● **Instructions for the task**: Take the entries below and retype them word for word, excluding the images.

▽

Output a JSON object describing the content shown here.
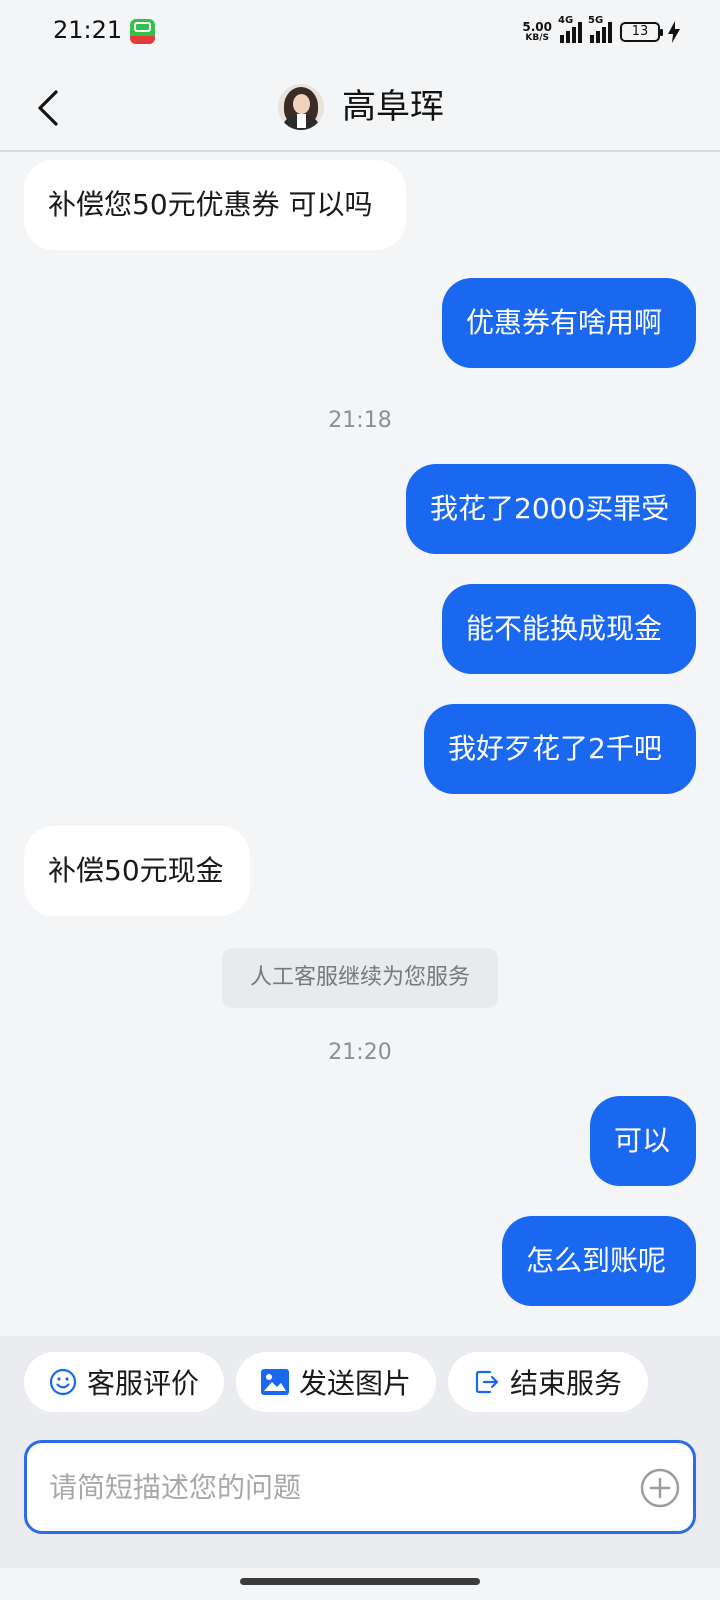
{
  "status_bar": {
    "time": "21:21",
    "net_speed_value": "5.00",
    "net_speed_unit": "KB/S",
    "signal_1_label": "4G",
    "signal_2_label": "5G",
    "battery": "13"
  },
  "header": {
    "title": "高阜珲"
  },
  "messages": [
    {
      "side": "in",
      "text": "补偿您50元优惠券 可以吗"
    },
    {
      "side": "out",
      "text": "优惠券有啥用啊"
    },
    {
      "type": "time",
      "text": "21:18"
    },
    {
      "side": "out",
      "text": "我花了2000买罪受"
    },
    {
      "side": "out",
      "text": "能不能换成现金"
    },
    {
      "side": "out",
      "text": "我好歹花了2千吧"
    },
    {
      "side": "in",
      "text": "补偿50元现金"
    },
    {
      "type": "notice",
      "text": "人工客服继续为您服务"
    },
    {
      "type": "time",
      "text": "21:20"
    },
    {
      "side": "out",
      "text": "可以"
    },
    {
      "side": "out",
      "text": "怎么到账呢"
    }
  ],
  "quick_actions": {
    "rate": "客服评价",
    "send_image": "发送图片",
    "end_service": "结束服务"
  },
  "input": {
    "placeholder": "请简短描述您的问题"
  },
  "colors": {
    "accent": "#1a68f0",
    "background": "#f4f5f7"
  }
}
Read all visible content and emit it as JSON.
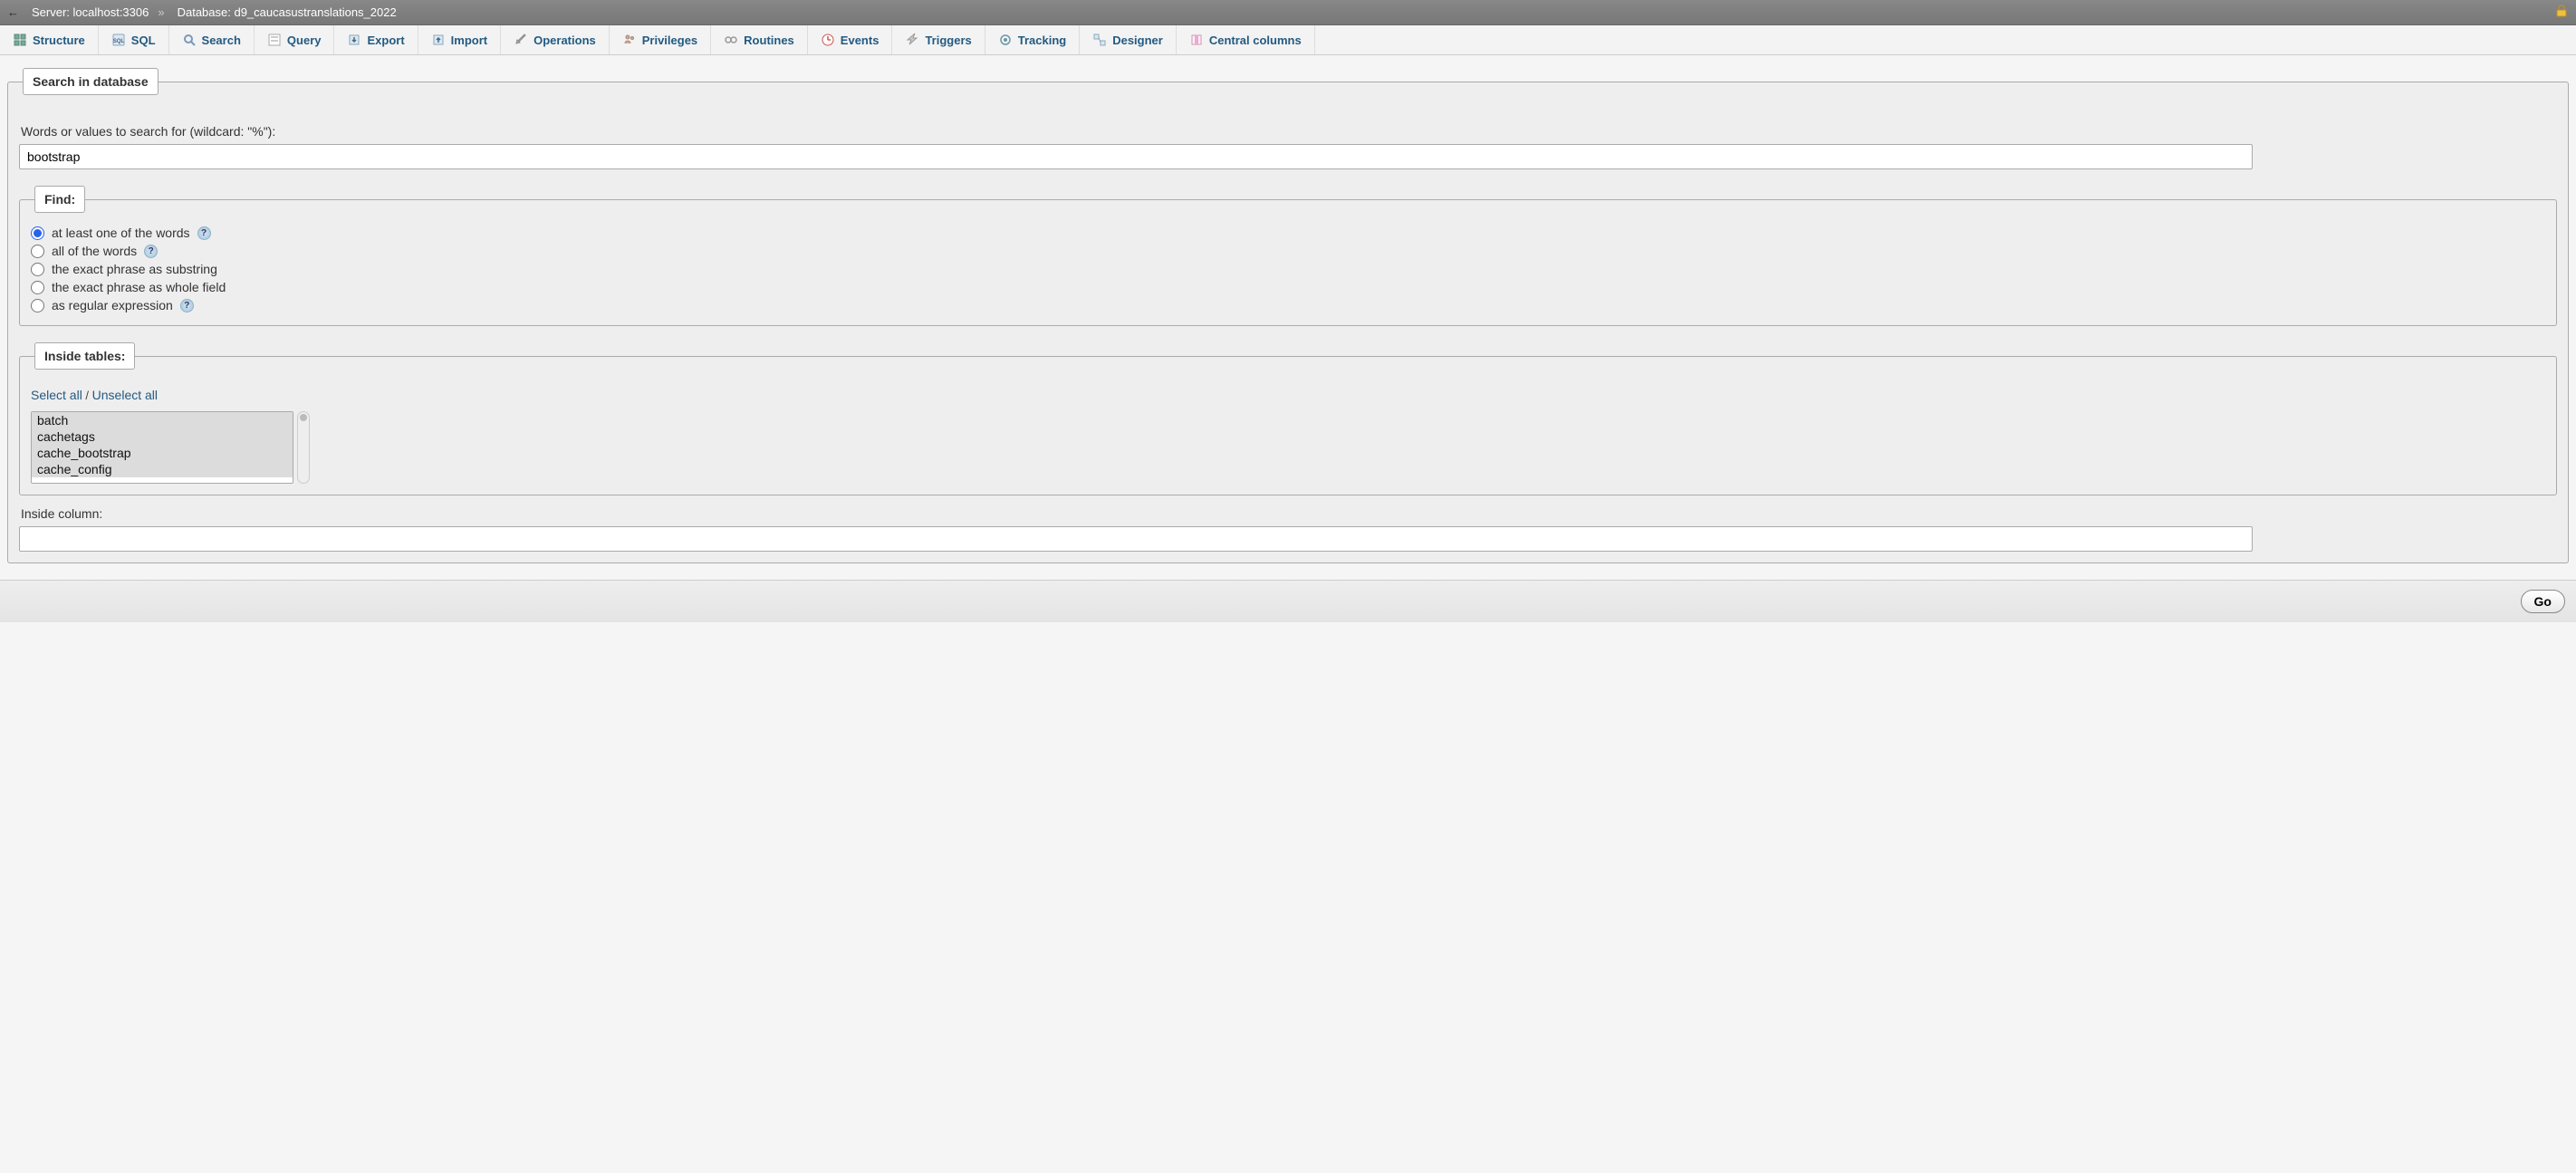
{
  "breadcrumb": {
    "server_label": "Server: localhost:3306",
    "database_label": "Database: d9_caucasustranslations_2022"
  },
  "tabs": [
    {
      "id": "structure",
      "label": "Structure"
    },
    {
      "id": "sql",
      "label": "SQL"
    },
    {
      "id": "search",
      "label": "Search"
    },
    {
      "id": "query",
      "label": "Query"
    },
    {
      "id": "export",
      "label": "Export"
    },
    {
      "id": "import",
      "label": "Import"
    },
    {
      "id": "operations",
      "label": "Operations"
    },
    {
      "id": "privileges",
      "label": "Privileges"
    },
    {
      "id": "routines",
      "label": "Routines"
    },
    {
      "id": "events",
      "label": "Events"
    },
    {
      "id": "triggers",
      "label": "Triggers"
    },
    {
      "id": "tracking",
      "label": "Tracking"
    },
    {
      "id": "designer",
      "label": "Designer"
    },
    {
      "id": "central_columns",
      "label": "Central columns"
    }
  ],
  "search": {
    "legend": "Search in database",
    "words_label": "Words or values to search for (wildcard: \"%\"):",
    "words_value": "bootstrap",
    "find": {
      "legend": "Find:",
      "options": [
        {
          "id": "at_least_one",
          "label": "at least one of the words",
          "checked": true,
          "help": true
        },
        {
          "id": "all_of",
          "label": "all of the words",
          "checked": false,
          "help": true
        },
        {
          "id": "exact_substring",
          "label": "the exact phrase as substring",
          "checked": false,
          "help": false
        },
        {
          "id": "exact_whole",
          "label": "the exact phrase as whole field",
          "checked": false,
          "help": false
        },
        {
          "id": "regex",
          "label": "as regular expression",
          "checked": false,
          "help": true
        }
      ]
    },
    "inside_tables": {
      "legend": "Inside tables:",
      "select_all": "Select all",
      "unselect_all": "Unselect all",
      "separator": " / ",
      "tables": [
        "batch",
        "cachetags",
        "cache_bootstrap",
        "cache_config"
      ]
    },
    "inside_column_label": "Inside column:",
    "inside_column_value": ""
  },
  "footer": {
    "go": "Go"
  }
}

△

● **Exercise result**:
Output a JSON object describing the content shown here.
{
  "status_bar": {
    "time": "21:21",
    "net_speed_value": "5.00",
    "net_speed_unit": "KB/S",
    "signal_1_label": "4G",
    "signal_2_label": "5G",
    "battery": "13"
  },
  "header": {
    "title": "高阜珲"
  },
  "messages": [
    {
      "side": "in",
      "text": "补偿您50元优惠券 可以吗"
    },
    {
      "side": "out",
      "text": "优惠券有啥用啊"
    },
    {
      "type": "time",
      "text": "21:18"
    },
    {
      "side": "out",
      "text": "我花了2000买罪受"
    },
    {
      "side": "out",
      "text": "能不能换成现金"
    },
    {
      "side": "out",
      "text": "我好歹花了2千吧"
    },
    {
      "side": "in",
      "text": "补偿50元现金"
    },
    {
      "type": "notice",
      "text": "人工客服继续为您服务"
    },
    {
      "type": "time",
      "text": "21:20"
    },
    {
      "side": "out",
      "text": "可以"
    },
    {
      "side": "out",
      "text": "怎么到账呢"
    }
  ],
  "quick_actions": {
    "rate": "客服评价",
    "send_image": "发送图片",
    "end_service": "结束服务"
  },
  "input": {
    "placeholder": "请简短描述您的问题"
  },
  "colors": {
    "accent": "#1a68f0",
    "background": "#f4f5f7"
  }
}
Read all visible content and emit it as JSON.
{
  "breadcrumb": {
    "server_label": "Server: localhost:3306",
    "database_label": "Database: d9_caucasustranslations_2022"
  },
  "tabs": [
    {
      "id": "structure",
      "label": "Structure"
    },
    {
      "id": "sql",
      "label": "SQL"
    },
    {
      "id": "search",
      "label": "Search"
    },
    {
      "id": "query",
      "label": "Query"
    },
    {
      "id": "export",
      "label": "Export"
    },
    {
      "id": "import",
      "label": "Import"
    },
    {
      "id": "operations",
      "label": "Operations"
    },
    {
      "id": "privileges",
      "label": "Privileges"
    },
    {
      "id": "routines",
      "label": "Routines"
    },
    {
      "id": "events",
      "label": "Events"
    },
    {
      "id": "triggers",
      "label": "Triggers"
    },
    {
      "id": "tracking",
      "label": "Tracking"
    },
    {
      "id": "designer",
      "label": "Designer"
    },
    {
      "id": "central_columns",
      "label": "Central columns"
    }
  ],
  "search": {
    "legend": "Search in database",
    "words_label": "Words or values to search for (wildcard: \"%\"):",
    "words_value": "bootstrap",
    "find": {
      "legend": "Find:",
      "options": [
        {
          "id": "at_least_one",
          "label": "at least one of the words",
          "checked": true,
          "help": true
        },
        {
          "id": "all_of",
          "label": "all of the words",
          "checked": false,
          "help": true
        },
        {
          "id": "exact_substring",
          "label": "the exact phrase as substring",
          "checked": false,
          "help": false
        },
        {
          "id": "exact_whole",
          "label": "the exact phrase as whole field",
          "checked": false,
          "help": false
        },
        {
          "id": "regex",
          "label": "as regular expression",
          "checked": false,
          "help": true
        }
      ]
    },
    "inside_tables": {
      "legend": "Inside tables:",
      "select_all": "Select all",
      "unselect_all": "Unselect all",
      "separator": " / ",
      "tables": [
        "batch",
        "cachetags",
        "cache_bootstrap",
        "cache_config"
      ]
    },
    "inside_column_label": "Inside column:",
    "inside_column_value": ""
  },
  "footer": {
    "go": "Go"
  }
}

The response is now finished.